## Input
= = = =

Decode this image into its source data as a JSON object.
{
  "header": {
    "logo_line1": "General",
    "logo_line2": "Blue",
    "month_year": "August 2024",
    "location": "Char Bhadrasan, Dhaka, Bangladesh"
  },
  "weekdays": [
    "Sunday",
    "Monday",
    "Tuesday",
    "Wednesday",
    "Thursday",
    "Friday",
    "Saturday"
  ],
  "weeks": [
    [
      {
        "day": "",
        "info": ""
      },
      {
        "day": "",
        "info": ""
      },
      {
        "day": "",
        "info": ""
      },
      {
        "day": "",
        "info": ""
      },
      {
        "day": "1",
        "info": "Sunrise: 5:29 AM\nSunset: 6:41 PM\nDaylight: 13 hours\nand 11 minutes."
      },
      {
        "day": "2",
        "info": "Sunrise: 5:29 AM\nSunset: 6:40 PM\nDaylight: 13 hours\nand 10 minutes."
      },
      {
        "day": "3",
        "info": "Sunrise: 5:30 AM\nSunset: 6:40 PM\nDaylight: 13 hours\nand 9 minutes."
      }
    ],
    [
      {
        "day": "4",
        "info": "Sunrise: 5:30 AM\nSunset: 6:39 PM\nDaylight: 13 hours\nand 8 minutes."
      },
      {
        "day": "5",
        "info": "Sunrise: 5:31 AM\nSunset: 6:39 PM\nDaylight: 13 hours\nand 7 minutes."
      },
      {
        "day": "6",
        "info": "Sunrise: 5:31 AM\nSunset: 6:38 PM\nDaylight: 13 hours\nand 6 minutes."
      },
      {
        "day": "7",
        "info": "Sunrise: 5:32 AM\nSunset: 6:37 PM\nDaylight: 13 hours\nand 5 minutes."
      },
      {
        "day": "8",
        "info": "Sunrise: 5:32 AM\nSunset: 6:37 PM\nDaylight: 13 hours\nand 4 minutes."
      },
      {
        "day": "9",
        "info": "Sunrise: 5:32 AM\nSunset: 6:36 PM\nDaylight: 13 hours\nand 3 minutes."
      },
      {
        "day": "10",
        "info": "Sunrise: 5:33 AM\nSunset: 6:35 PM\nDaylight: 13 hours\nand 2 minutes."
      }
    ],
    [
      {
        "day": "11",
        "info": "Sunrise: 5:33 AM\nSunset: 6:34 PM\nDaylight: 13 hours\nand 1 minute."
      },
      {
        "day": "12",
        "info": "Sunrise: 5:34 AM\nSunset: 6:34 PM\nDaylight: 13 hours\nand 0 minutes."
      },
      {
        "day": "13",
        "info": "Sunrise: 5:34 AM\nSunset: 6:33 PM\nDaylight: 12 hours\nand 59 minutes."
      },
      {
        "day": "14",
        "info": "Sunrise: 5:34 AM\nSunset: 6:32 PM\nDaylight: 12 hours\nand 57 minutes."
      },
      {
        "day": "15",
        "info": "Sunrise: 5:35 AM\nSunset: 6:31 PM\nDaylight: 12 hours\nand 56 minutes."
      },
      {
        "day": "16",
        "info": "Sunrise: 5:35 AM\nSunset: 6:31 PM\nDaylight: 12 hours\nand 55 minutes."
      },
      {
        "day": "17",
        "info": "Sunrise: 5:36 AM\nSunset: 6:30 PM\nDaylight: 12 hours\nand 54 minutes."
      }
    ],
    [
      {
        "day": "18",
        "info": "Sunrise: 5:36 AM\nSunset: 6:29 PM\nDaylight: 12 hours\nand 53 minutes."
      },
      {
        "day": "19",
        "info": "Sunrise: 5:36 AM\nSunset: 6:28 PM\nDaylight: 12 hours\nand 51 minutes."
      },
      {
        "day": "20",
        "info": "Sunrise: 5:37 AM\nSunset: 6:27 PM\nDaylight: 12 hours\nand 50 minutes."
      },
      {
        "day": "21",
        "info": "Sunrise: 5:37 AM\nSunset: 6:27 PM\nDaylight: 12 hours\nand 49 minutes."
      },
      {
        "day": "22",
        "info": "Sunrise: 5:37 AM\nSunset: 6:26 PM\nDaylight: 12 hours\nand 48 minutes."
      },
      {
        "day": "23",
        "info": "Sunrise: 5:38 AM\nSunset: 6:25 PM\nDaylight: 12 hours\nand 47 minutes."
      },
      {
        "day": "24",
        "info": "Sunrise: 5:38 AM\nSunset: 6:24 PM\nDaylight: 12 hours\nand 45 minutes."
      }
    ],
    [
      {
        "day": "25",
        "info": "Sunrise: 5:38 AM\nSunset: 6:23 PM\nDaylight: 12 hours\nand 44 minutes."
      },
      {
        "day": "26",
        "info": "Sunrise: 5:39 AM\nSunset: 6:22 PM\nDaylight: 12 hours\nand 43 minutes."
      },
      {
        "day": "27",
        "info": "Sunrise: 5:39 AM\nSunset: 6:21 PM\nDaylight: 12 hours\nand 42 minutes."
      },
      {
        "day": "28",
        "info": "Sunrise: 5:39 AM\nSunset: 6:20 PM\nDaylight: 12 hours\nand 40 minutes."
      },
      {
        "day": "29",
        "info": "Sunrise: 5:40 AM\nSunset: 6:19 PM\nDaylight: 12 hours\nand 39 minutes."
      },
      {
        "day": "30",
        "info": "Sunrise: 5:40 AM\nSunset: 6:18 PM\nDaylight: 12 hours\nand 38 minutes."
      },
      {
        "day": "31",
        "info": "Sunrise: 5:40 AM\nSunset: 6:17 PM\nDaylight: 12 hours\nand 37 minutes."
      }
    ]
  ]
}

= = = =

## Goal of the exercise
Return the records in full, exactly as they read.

## Written answer
Decode this image into its source data as a JSON object.
{
  "header": {
    "logo_line1": "General",
    "logo_line2": "Blue",
    "month_year": "August 2024",
    "location": "Char Bhadrasan, Dhaka, Bangladesh"
  },
  "weekdays": [
    "Sunday",
    "Monday",
    "Tuesday",
    "Wednesday",
    "Thursday",
    "Friday",
    "Saturday"
  ],
  "weeks": [
    [
      {
        "day": "",
        "info": ""
      },
      {
        "day": "",
        "info": ""
      },
      {
        "day": "",
        "info": ""
      },
      {
        "day": "",
        "info": ""
      },
      {
        "day": "1",
        "info": "Sunrise: 5:29 AM\nSunset: 6:41 PM\nDaylight: 13 hours\nand 11 minutes."
      },
      {
        "day": "2",
        "info": "Sunrise: 5:29 AM\nSunset: 6:40 PM\nDaylight: 13 hours\nand 10 minutes."
      },
      {
        "day": "3",
        "info": "Sunrise: 5:30 AM\nSunset: 6:40 PM\nDaylight: 13 hours\nand 9 minutes."
      }
    ],
    [
      {
        "day": "4",
        "info": "Sunrise: 5:30 AM\nSunset: 6:39 PM\nDaylight: 13 hours\nand 8 minutes."
      },
      {
        "day": "5",
        "info": "Sunrise: 5:31 AM\nSunset: 6:39 PM\nDaylight: 13 hours\nand 7 minutes."
      },
      {
        "day": "6",
        "info": "Sunrise: 5:31 AM\nSunset: 6:38 PM\nDaylight: 13 hours\nand 6 minutes."
      },
      {
        "day": "7",
        "info": "Sunrise: 5:32 AM\nSunset: 6:37 PM\nDaylight: 13 hours\nand 5 minutes."
      },
      {
        "day": "8",
        "info": "Sunrise: 5:32 AM\nSunset: 6:37 PM\nDaylight: 13 hours\nand 4 minutes."
      },
      {
        "day": "9",
        "info": "Sunrise: 5:32 AM\nSunset: 6:36 PM\nDaylight: 13 hours\nand 3 minutes."
      },
      {
        "day": "10",
        "info": "Sunrise: 5:33 AM\nSunset: 6:35 PM\nDaylight: 13 hours\nand 2 minutes."
      }
    ],
    [
      {
        "day": "11",
        "info": "Sunrise: 5:33 AM\nSunset: 6:34 PM\nDaylight: 13 hours\nand 1 minute."
      },
      {
        "day": "12",
        "info": "Sunrise: 5:34 AM\nSunset: 6:34 PM\nDaylight: 13 hours\nand 0 minutes."
      },
      {
        "day": "13",
        "info": "Sunrise: 5:34 AM\nSunset: 6:33 PM\nDaylight: 12 hours\nand 59 minutes."
      },
      {
        "day": "14",
        "info": "Sunrise: 5:34 AM\nSunset: 6:32 PM\nDaylight: 12 hours\nand 57 minutes."
      },
      {
        "day": "15",
        "info": "Sunrise: 5:35 AM\nSunset: 6:31 PM\nDaylight: 12 hours\nand 56 minutes."
      },
      {
        "day": "16",
        "info": "Sunrise: 5:35 AM\nSunset: 6:31 PM\nDaylight: 12 hours\nand 55 minutes."
      },
      {
        "day": "17",
        "info": "Sunrise: 5:36 AM\nSunset: 6:30 PM\nDaylight: 12 hours\nand 54 minutes."
      }
    ],
    [
      {
        "day": "18",
        "info": "Sunrise: 5:36 AM\nSunset: 6:29 PM\nDaylight: 12 hours\nand 53 minutes."
      },
      {
        "day": "19",
        "info": "Sunrise: 5:36 AM\nSunset: 6:28 PM\nDaylight: 12 hours\nand 51 minutes."
      },
      {
        "day": "20",
        "info": "Sunrise: 5:37 AM\nSunset: 6:27 PM\nDaylight: 12 hours\nand 50 minutes."
      },
      {
        "day": "21",
        "info": "Sunrise: 5:37 AM\nSunset: 6:27 PM\nDaylight: 12 hours\nand 49 minutes."
      },
      {
        "day": "22",
        "info": "Sunrise: 5:37 AM\nSunset: 6:26 PM\nDaylight: 12 hours\nand 48 minutes."
      },
      {
        "day": "23",
        "info": "Sunrise: 5:38 AM\nSunset: 6:25 PM\nDaylight: 12 hours\nand 47 minutes."
      },
      {
        "day": "24",
        "info": "Sunrise: 5:38 AM\nSunset: 6:24 PM\nDaylight: 12 hours\nand 45 minutes."
      }
    ],
    [
      {
        "day": "25",
        "info": "Sunrise: 5:38 AM\nSunset: 6:23 PM\nDaylight: 12 hours\nand 44 minutes."
      },
      {
        "day": "26",
        "info": "Sunrise: 5:39 AM\nSunset: 6:22 PM\nDaylight: 12 hours\nand 43 minutes."
      },
      {
        "day": "27",
        "info": "Sunrise: 5:39 AM\nSunset: 6:21 PM\nDaylight: 12 hours\nand 42 minutes."
      },
      {
        "day": "28",
        "info": "Sunrise: 5:39 AM\nSunset: 6:20 PM\nDaylight: 12 hours\nand 40 minutes."
      },
      {
        "day": "29",
        "info": "Sunrise: 5:40 AM\nSunset: 6:19 PM\nDaylight: 12 hours\nand 39 minutes."
      },
      {
        "day": "30",
        "info": "Sunrise: 5:40 AM\nSunset: 6:18 PM\nDaylight: 12 hours\nand 38 minutes."
      },
      {
        "day": "31",
        "info": "Sunrise: 5:40 AM\nSunset: 6:17 PM\nDaylight: 12 hours\nand 37 minutes."
      }
    ]
  ]
}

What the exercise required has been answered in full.